Website and app data records

══════════════════════════════

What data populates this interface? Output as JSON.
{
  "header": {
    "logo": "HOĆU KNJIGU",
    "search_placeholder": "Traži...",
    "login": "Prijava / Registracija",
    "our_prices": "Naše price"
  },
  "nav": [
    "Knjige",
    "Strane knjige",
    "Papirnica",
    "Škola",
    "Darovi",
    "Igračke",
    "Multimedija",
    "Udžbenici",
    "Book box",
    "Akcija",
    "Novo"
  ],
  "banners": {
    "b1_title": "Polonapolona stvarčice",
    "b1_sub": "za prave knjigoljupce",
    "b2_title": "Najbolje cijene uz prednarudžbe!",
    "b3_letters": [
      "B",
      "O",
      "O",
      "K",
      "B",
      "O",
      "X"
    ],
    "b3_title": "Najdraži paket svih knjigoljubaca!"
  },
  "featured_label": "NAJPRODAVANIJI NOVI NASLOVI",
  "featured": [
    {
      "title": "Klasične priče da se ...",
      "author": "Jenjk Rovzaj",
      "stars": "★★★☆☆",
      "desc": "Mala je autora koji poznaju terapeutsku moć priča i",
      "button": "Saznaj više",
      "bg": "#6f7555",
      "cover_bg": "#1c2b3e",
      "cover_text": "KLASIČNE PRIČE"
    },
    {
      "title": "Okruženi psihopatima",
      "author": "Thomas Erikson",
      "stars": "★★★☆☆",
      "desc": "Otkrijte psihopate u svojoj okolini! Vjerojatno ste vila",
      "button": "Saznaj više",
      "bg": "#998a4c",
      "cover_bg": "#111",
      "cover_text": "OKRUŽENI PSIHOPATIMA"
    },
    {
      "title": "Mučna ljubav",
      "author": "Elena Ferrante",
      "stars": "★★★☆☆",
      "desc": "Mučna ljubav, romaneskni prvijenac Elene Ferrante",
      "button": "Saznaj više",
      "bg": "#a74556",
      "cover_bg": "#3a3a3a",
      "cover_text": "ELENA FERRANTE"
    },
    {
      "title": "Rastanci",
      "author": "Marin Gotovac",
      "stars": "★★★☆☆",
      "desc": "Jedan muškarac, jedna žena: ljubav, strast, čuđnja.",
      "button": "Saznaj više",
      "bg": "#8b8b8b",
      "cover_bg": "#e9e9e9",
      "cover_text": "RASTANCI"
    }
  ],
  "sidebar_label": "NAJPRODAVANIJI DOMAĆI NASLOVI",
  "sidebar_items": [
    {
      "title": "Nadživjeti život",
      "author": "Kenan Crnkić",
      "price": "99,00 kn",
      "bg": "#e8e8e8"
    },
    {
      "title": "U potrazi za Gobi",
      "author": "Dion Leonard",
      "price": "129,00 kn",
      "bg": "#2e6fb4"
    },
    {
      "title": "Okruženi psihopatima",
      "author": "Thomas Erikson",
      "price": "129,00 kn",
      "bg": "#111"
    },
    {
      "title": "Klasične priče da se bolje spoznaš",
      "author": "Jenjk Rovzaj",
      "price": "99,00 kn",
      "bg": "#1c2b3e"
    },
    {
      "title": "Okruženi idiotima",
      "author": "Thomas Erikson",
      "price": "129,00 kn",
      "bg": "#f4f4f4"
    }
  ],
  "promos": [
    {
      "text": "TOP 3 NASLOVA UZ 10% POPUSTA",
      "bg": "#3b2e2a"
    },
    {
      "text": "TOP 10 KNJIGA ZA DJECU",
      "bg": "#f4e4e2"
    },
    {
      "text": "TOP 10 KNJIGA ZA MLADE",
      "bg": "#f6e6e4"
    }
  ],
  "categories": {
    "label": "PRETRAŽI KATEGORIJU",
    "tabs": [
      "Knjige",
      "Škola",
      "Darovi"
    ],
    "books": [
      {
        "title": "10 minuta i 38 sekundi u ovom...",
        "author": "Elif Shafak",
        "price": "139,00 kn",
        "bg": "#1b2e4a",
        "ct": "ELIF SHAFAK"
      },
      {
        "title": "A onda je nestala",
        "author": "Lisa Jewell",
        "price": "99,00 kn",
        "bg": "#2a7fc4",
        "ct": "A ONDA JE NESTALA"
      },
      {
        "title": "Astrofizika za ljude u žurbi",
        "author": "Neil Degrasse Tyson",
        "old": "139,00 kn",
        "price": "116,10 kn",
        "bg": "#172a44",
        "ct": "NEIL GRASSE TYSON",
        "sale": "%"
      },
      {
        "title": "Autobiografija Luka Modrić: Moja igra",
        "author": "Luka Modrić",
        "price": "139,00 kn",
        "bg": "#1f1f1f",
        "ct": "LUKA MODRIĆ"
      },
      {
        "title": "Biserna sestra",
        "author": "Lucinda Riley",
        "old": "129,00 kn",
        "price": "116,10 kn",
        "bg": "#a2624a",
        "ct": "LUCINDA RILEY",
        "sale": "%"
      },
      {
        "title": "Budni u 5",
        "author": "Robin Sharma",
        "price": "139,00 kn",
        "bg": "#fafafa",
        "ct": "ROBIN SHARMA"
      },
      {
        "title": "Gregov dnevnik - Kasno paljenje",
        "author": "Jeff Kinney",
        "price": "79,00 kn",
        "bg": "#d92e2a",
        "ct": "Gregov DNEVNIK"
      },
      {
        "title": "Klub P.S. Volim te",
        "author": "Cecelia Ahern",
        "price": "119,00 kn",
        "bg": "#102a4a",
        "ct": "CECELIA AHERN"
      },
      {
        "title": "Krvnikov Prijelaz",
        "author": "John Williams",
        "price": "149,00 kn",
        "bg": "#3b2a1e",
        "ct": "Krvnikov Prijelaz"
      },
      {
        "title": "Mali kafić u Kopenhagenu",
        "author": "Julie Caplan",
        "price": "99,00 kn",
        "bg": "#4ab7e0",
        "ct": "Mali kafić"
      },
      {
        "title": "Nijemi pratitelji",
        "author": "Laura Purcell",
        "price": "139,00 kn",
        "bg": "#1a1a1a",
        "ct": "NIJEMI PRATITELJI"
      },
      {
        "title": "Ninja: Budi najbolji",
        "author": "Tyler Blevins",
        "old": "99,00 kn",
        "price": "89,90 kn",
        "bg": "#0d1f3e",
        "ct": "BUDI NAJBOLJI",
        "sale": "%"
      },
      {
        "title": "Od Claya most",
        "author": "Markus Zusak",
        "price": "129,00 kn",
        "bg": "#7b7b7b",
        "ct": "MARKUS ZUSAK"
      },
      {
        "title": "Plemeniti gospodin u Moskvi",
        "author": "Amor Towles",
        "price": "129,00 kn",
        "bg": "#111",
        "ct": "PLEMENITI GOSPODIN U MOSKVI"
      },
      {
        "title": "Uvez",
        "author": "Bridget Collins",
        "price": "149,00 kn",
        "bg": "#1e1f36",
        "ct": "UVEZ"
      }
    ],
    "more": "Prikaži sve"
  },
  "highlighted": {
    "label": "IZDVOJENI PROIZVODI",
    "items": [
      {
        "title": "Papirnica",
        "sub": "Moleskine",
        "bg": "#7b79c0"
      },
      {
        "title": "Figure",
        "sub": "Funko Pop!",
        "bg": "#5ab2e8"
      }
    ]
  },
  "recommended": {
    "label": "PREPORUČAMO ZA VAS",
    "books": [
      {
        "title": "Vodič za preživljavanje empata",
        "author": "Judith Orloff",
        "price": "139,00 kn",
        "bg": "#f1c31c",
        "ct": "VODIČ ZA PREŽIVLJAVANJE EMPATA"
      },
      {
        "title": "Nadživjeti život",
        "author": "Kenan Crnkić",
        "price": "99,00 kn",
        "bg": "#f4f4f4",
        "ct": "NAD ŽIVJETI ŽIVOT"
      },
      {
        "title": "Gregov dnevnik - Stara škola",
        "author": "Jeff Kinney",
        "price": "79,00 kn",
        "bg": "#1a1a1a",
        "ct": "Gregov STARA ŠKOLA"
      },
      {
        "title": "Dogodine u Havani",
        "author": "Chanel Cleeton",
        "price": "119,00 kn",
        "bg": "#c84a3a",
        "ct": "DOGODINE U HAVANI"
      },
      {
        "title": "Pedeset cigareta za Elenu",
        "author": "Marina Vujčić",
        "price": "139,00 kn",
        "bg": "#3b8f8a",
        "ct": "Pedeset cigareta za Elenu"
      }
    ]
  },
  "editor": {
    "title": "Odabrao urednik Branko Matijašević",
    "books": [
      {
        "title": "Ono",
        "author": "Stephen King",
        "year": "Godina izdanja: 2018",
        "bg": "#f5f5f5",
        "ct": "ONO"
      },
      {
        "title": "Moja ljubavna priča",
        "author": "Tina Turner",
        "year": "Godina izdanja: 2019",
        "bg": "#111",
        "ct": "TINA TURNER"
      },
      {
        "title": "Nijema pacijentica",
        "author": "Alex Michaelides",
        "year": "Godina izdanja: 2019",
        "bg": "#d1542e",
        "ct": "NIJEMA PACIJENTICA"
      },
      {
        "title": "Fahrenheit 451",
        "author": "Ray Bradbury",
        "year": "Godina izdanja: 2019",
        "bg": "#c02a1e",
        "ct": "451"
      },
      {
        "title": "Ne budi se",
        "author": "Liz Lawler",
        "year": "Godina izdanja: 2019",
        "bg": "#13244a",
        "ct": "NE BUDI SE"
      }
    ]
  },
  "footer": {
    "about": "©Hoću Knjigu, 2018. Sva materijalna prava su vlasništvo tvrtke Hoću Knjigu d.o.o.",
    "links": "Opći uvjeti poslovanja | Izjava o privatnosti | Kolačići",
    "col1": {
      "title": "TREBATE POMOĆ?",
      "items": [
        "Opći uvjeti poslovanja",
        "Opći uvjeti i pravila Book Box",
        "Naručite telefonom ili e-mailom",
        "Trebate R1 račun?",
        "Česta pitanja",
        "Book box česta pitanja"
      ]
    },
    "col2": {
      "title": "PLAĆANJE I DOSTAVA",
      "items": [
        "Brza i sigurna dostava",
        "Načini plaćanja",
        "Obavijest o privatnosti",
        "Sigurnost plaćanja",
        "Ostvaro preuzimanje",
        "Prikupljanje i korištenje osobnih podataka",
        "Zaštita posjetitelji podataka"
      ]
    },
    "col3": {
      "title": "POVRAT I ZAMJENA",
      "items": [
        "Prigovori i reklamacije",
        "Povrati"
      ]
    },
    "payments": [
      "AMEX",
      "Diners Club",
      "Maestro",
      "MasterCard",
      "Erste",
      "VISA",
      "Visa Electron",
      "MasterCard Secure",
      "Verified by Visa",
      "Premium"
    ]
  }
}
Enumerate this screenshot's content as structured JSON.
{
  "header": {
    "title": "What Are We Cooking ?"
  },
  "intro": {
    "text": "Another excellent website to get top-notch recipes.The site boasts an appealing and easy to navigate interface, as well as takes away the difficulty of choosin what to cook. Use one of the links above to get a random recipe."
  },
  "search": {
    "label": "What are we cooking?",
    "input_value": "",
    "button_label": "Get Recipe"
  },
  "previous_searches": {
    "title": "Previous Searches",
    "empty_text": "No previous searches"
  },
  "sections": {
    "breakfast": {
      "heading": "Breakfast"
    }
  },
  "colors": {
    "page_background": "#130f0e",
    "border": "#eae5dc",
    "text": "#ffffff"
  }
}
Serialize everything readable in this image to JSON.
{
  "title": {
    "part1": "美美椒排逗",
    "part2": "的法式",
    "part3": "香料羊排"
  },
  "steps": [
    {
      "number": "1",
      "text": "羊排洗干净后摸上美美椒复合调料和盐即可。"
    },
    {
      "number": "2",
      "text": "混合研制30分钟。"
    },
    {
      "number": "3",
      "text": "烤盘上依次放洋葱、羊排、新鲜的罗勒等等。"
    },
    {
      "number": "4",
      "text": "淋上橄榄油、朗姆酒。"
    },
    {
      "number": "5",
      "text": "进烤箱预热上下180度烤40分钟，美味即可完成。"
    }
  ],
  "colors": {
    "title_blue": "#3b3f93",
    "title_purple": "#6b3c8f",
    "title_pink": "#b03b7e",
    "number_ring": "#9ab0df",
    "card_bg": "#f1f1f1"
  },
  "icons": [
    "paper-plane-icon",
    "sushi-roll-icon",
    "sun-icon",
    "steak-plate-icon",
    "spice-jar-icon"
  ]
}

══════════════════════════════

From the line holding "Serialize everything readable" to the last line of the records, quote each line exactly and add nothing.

Serialize everything readable in this image to JSON.
{
  "title": {
    "part1": "美美椒排逗",
    "part2": "的法式",
    "part3": "香料羊排"
  },
  "steps": [
    {
      "number": "1",
      "text": "羊排洗干净后摸上美美椒复合调料和盐即可。"
    },
    {
      "number": "2",
      "text": "混合研制30分钟。"
    },
    {
      "number": "3",
      "text": "烤盘上依次放洋葱、羊排、新鲜的罗勒等等。"
    },
    {
      "number": "4",
      "text": "淋上橄榄油、朗姆酒。"
    },
    {
      "number": "5",
      "text": "进烤箱预热上下180度烤40分钟，美味即可完成。"
    }
  ],
  "colors": {
    "title_blue": "#3b3f93",
    "title_purple": "#6b3c8f",
    "title_pink": "#b03b7e",
    "number_ring": "#9ab0df",
    "card_bg": "#f1f1f1"
  },
  "icons": [
    "paper-plane-icon",
    "sushi-roll-icon",
    "sun-icon",
    "steak-plate-icon",
    "spice-jar-icon"
  ]
}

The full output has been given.